In light of the intense discussion and bipartisan hysteria over impending gun regulation in the wake of America’s latest mass shooting there has been no mention of America as the world’s largest purveyor of arms.
Between them, the White House and the Pentagon — with a helping hand from the State Department — ensure that the U.S. remains by far the leading purveyor of the “right to bear arms” globally. Year in, year out, in countries around the world, they do their best to pave the way (as the NRA does domestically) for the almost unfettered sales of ever more lethal weapons. In fact, the U.S. now has something remarkably close to a monopoly on what’s politely called the “transfer” of weaponry on a global scale. In 1990, as the Cold War was ending, the U.S. had cornered an impressive 37% of the global weapons trade. By 2011, the last year for which we have figures, that percentagehad reached a near-monopolistic 78% ($66.3 billion in weapons sales), with the Russians coming in a distant second at 5.6% ($4.8 billion).

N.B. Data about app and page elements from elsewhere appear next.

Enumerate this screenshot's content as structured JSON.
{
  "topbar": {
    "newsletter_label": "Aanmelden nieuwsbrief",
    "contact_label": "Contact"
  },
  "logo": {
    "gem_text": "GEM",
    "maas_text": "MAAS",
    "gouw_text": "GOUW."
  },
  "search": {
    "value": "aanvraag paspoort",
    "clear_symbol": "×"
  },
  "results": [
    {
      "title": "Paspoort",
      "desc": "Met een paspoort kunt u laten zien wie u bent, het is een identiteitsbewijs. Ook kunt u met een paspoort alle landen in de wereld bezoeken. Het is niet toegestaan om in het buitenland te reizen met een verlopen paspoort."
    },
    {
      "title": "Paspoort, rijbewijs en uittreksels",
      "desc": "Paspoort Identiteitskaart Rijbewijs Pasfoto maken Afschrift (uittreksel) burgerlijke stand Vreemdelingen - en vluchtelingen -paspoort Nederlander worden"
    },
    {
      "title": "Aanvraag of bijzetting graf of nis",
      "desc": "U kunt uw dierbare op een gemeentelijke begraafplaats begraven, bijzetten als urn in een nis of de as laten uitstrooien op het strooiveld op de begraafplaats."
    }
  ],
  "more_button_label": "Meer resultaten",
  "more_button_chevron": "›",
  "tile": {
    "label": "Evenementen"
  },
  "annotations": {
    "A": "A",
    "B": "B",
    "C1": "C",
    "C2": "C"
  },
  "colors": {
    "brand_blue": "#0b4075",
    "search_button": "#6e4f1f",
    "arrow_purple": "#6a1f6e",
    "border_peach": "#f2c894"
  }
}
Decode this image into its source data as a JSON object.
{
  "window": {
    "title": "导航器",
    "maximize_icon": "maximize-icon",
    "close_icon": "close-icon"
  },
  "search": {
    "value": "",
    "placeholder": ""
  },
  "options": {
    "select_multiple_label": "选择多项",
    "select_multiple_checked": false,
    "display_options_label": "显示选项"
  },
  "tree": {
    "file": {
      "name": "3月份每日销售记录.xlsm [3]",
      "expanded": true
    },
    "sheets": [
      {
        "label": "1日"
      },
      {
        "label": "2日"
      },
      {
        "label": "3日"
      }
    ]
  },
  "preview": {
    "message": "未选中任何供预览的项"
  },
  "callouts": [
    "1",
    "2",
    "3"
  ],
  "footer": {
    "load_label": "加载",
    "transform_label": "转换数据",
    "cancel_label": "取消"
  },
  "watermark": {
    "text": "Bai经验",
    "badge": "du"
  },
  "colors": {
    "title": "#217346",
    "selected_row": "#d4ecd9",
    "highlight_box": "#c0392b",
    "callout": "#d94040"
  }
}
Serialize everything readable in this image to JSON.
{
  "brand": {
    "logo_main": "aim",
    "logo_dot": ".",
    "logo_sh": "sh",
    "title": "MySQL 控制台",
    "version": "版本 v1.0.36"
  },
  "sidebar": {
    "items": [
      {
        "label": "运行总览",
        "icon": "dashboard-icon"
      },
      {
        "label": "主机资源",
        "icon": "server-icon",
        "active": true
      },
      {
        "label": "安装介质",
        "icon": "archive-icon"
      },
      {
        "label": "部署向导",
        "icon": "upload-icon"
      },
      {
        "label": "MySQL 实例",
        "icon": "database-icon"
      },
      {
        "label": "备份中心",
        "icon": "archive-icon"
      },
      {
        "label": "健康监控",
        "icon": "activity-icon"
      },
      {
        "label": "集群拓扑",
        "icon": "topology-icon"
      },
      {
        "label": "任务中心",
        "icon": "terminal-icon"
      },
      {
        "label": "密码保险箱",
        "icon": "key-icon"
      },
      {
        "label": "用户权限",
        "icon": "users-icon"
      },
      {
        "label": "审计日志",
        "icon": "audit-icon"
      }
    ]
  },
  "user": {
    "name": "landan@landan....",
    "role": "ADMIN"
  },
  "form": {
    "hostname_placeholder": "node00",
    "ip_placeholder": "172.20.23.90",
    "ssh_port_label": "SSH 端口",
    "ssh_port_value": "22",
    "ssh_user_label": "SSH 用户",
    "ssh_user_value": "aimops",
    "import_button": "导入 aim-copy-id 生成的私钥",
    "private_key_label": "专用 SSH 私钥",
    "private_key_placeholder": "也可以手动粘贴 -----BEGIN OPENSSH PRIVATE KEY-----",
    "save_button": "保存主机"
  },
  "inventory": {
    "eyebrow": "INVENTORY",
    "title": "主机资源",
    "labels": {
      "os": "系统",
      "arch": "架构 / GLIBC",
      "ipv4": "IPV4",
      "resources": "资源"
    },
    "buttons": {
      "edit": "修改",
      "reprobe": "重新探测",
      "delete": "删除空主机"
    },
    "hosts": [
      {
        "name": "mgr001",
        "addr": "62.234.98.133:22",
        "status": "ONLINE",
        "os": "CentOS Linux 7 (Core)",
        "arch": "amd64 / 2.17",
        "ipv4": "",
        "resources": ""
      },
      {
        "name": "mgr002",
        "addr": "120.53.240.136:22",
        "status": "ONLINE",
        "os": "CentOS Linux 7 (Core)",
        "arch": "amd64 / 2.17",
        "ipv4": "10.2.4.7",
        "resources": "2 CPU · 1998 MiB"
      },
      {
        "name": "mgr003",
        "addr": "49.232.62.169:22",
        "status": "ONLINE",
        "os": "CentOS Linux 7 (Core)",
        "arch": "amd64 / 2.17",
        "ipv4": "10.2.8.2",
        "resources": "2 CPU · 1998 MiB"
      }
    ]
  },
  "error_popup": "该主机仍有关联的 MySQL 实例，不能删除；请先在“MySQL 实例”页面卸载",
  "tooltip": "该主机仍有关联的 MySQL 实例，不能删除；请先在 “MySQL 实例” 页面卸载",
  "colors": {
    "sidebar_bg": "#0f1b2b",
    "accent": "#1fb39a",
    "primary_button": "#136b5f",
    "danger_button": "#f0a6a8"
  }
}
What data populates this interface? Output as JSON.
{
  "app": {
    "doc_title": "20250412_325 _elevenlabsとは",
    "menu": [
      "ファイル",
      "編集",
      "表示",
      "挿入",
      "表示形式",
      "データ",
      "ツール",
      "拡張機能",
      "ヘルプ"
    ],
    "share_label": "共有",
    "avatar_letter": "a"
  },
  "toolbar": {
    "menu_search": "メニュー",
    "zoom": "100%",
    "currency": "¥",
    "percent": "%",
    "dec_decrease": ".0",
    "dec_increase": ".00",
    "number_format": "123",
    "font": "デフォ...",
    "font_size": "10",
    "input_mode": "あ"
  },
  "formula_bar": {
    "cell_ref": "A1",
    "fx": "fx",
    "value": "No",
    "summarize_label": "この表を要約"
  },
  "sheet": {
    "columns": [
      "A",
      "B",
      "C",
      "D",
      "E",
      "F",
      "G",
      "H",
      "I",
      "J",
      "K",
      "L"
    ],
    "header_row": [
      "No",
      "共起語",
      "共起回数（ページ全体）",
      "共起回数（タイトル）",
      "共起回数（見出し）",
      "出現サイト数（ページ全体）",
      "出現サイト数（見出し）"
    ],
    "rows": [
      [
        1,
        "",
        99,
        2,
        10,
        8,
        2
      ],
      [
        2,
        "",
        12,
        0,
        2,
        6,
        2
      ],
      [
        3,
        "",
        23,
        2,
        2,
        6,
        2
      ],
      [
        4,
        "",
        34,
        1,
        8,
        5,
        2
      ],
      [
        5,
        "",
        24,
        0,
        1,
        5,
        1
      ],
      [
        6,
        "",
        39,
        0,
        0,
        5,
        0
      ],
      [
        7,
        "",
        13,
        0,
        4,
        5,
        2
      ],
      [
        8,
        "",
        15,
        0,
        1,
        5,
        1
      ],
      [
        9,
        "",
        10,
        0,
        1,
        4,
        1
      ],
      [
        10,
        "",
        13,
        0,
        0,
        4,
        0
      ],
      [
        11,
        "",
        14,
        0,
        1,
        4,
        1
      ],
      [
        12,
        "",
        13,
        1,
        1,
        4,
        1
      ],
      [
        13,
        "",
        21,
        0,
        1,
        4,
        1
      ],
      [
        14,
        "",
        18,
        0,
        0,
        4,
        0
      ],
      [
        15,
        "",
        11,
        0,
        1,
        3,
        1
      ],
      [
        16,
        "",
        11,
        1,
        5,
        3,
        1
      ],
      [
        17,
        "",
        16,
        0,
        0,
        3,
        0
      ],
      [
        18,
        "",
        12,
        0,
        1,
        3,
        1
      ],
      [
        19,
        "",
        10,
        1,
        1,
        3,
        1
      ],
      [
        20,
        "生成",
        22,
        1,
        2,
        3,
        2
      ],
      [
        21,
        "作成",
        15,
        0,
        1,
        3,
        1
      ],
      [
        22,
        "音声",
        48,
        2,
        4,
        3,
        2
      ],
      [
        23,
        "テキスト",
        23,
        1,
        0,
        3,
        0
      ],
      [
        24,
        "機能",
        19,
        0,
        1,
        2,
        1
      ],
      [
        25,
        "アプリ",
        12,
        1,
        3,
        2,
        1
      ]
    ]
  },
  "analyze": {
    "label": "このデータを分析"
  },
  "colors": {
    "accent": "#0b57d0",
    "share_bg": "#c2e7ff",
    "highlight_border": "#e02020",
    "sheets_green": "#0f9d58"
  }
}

Mark the irony of this administration’s current rhetoric on American gun control versus the reality of how they deal with the rest of the globe.
Here’s the strange thing in the present gun control context: no one — not pundits, politicians, or reporters — seems to see the slightest contradiction in an administration that calls for legal limits on advanced weaponry in the U.S. and yet (as rare press reports indicate) is working assiduously to remove barriers to the sale of advanced weaponry overseas. There are, of course, still limits on arms sales abroad, some imposed by Congress, some for obvious reasons. The Pentagon does not broker weapons sales to Iran, North Korea, or Cuba, and it has, for example, been prohibited by Congress from selling them to the military regime in Myanmar. But generally the Obama administration has put effort into further easing the way for major arms sales abroad, while working to rewrite global export rules to make them ever more permeable.
In other words, the Pentagon is the largest federally licensed weapons dealer on the planet and its goal — one that the NRA might envy — is to create a world in which the rights of those deemed our allies to bear our (most advanced) armaments “shall not be infringed.” The Pentagon, it seems, is intent on pursuing its own global version of the Second Amendment, not for citizens of the world but for governments, including grim, autocratic states like Saudi Arabia which are perfectly capable of using such weaponry to create Newtowns on an unimaginable scale.
This is one of many serious discussions the American people aren’t having amidst the current sound and fury in the aftermath of Sandyhook. Maybe it’s time to broaden our perspective regarding who we are as a people and the arms policies we sanction through our government.
Excerpts taken from The Pentagon as a Global NRA
For Washington, There Is No Arms Control Abroad by Tom Engelhardt.